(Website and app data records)
>>>

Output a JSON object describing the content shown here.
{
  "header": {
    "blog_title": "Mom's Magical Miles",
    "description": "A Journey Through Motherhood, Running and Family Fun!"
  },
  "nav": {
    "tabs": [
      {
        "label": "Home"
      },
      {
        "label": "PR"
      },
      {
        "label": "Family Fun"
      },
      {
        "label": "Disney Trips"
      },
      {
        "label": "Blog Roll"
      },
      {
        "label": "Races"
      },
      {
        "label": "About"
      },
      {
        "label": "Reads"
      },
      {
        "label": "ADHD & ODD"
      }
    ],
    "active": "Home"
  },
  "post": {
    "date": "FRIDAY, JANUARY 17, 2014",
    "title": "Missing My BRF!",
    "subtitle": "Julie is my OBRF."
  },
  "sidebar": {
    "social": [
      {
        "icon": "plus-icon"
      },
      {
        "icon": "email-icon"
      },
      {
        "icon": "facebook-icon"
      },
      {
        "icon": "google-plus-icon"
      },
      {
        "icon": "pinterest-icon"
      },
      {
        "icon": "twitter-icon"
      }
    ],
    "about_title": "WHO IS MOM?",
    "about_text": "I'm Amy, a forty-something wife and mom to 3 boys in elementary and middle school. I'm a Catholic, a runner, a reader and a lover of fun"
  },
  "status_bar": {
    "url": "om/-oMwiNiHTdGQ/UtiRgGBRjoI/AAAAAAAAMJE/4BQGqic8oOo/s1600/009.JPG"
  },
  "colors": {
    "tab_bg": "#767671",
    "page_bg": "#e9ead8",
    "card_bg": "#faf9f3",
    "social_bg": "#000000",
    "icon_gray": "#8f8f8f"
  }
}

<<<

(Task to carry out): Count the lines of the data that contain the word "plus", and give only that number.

(Response to the task): 2